TASK
Please return every line of the records below that contains the word "FUTBOL".

DATASET RECORDS
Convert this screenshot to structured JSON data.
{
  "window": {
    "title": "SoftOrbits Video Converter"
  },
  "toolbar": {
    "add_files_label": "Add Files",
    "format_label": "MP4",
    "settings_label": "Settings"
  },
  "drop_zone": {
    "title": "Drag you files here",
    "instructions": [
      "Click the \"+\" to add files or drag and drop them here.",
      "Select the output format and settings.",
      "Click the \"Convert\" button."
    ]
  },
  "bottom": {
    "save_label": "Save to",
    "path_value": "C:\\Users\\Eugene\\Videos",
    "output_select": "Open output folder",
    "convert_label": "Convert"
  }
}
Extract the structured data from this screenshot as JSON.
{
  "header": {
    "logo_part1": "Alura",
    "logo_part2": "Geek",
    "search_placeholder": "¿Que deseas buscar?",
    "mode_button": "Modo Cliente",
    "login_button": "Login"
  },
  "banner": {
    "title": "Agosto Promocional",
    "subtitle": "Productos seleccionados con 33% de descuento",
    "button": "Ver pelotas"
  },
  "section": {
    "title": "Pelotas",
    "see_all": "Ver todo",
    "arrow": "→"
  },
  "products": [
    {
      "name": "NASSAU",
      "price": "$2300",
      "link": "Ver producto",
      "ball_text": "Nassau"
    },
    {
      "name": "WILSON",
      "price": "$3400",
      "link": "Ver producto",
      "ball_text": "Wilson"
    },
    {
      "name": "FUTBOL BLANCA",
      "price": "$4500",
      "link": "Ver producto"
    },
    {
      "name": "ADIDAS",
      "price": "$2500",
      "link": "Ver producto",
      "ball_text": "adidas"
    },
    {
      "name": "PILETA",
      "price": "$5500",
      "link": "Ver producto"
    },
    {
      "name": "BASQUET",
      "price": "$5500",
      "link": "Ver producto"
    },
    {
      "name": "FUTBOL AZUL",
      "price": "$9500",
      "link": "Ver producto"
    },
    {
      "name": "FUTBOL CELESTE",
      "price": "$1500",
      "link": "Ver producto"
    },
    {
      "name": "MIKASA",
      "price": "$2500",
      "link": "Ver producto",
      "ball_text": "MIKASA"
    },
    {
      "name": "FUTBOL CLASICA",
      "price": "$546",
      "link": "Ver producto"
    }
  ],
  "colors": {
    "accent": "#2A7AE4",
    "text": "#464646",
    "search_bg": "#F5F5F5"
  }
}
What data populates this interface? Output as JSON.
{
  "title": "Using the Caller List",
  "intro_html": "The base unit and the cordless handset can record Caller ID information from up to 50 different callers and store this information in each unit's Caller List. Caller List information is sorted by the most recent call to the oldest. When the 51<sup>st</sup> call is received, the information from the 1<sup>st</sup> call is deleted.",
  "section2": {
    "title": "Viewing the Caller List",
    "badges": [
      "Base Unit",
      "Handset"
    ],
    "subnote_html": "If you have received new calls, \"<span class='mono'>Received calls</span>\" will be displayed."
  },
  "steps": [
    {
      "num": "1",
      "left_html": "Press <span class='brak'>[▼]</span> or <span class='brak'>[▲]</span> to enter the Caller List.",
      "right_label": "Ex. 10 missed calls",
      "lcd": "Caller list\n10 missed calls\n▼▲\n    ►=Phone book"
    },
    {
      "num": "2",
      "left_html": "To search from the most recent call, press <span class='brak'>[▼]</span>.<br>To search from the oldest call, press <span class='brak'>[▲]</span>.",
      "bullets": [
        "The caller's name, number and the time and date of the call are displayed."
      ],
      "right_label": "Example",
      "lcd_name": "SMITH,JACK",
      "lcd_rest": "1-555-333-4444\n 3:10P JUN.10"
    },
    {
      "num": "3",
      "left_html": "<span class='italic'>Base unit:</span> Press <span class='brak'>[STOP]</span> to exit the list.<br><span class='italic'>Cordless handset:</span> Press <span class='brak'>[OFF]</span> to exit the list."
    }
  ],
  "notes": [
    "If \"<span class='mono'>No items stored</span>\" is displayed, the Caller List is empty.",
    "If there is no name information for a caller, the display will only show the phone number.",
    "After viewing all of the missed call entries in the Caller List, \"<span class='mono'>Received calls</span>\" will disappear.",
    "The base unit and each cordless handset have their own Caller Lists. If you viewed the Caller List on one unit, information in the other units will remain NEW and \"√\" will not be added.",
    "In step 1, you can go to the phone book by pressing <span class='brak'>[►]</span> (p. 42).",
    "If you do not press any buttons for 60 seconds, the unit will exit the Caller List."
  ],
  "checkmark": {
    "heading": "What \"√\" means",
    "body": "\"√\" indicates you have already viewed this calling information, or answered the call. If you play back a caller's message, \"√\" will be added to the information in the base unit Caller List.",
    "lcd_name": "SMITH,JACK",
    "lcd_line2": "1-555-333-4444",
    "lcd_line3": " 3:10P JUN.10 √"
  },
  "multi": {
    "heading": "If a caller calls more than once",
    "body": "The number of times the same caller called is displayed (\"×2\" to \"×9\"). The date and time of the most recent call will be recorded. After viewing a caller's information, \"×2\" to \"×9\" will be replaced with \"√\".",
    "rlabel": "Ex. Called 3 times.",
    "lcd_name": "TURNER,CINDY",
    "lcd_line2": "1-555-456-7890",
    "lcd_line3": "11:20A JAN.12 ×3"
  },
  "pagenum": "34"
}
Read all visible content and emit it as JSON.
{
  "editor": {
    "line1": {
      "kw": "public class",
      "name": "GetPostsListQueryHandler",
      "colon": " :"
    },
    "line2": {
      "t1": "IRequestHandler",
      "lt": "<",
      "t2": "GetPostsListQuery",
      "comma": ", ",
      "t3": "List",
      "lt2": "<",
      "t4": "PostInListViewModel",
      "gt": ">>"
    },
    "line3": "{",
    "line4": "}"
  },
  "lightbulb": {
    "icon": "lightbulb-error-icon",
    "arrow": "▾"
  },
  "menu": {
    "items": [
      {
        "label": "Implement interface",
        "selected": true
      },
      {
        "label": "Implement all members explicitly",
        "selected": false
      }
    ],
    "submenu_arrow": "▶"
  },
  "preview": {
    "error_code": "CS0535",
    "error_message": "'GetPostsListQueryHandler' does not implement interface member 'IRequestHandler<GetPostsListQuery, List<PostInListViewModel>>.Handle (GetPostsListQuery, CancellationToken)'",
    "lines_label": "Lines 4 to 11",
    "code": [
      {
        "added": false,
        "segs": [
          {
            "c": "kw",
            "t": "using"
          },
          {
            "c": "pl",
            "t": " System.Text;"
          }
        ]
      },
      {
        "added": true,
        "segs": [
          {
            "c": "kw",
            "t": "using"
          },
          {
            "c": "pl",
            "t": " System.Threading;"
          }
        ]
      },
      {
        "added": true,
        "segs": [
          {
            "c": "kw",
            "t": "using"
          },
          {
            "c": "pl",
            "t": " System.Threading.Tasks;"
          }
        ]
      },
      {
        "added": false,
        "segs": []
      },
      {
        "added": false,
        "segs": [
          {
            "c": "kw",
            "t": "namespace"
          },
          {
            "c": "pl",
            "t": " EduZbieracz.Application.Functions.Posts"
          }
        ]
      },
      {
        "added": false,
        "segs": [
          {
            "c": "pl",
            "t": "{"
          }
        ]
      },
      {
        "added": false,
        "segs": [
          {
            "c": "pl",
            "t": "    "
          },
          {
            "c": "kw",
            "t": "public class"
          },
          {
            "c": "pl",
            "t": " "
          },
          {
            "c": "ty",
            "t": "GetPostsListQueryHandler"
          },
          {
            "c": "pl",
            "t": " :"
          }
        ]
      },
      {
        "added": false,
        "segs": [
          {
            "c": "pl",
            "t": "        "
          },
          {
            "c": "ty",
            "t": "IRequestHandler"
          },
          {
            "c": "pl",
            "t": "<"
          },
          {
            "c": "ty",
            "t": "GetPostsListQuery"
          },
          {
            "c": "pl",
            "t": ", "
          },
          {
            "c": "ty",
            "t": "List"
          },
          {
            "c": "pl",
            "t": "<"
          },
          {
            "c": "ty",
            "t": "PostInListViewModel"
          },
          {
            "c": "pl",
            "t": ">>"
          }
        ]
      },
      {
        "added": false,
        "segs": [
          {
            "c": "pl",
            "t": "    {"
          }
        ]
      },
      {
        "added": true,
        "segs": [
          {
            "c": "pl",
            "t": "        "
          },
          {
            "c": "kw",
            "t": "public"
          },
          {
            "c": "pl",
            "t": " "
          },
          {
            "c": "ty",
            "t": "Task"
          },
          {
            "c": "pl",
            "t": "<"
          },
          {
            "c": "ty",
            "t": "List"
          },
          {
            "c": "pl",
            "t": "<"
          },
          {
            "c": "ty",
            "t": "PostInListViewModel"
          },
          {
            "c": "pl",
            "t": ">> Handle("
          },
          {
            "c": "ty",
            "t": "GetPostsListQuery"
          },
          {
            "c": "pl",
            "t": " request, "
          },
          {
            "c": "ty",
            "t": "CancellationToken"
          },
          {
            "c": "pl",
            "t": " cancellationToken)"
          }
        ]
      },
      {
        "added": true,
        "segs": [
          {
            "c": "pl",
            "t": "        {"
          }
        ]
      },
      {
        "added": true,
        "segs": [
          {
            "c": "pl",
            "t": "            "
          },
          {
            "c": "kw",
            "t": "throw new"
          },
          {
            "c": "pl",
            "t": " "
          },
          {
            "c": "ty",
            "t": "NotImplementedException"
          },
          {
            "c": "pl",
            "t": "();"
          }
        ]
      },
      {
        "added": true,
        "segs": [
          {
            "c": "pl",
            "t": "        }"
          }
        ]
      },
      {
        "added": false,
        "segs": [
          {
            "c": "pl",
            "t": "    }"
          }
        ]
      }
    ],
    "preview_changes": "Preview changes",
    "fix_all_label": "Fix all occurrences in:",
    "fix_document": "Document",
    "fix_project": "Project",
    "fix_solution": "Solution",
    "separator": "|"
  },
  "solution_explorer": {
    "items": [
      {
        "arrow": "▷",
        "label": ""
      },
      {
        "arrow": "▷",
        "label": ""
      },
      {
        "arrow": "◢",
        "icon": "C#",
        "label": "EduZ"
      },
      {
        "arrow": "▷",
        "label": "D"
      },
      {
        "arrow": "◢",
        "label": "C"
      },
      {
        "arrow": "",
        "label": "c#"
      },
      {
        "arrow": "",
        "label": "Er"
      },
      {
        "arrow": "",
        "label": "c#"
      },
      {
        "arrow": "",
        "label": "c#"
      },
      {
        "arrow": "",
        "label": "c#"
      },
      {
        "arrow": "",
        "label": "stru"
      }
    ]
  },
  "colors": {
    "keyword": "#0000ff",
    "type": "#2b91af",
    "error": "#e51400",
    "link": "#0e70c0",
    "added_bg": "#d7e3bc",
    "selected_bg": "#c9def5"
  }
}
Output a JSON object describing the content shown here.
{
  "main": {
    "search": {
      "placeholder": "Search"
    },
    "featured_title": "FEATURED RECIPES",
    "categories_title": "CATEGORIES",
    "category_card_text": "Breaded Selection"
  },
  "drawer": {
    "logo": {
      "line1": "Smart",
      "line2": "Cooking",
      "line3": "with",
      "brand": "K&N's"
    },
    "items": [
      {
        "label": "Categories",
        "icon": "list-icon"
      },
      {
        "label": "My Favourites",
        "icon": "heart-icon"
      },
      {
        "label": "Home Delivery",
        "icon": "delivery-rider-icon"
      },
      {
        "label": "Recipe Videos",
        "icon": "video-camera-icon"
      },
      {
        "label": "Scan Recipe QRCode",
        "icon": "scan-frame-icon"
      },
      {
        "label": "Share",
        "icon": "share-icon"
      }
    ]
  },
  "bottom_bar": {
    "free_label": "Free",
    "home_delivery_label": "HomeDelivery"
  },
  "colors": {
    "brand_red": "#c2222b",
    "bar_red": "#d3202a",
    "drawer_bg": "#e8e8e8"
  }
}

ANSWER AREA
      "name": "FUTBOL BLANCA",
      "name": "FUTBOL AZUL",
      "name": "FUTBOL CELESTE",
      "name": "FUTBOL CLASICA",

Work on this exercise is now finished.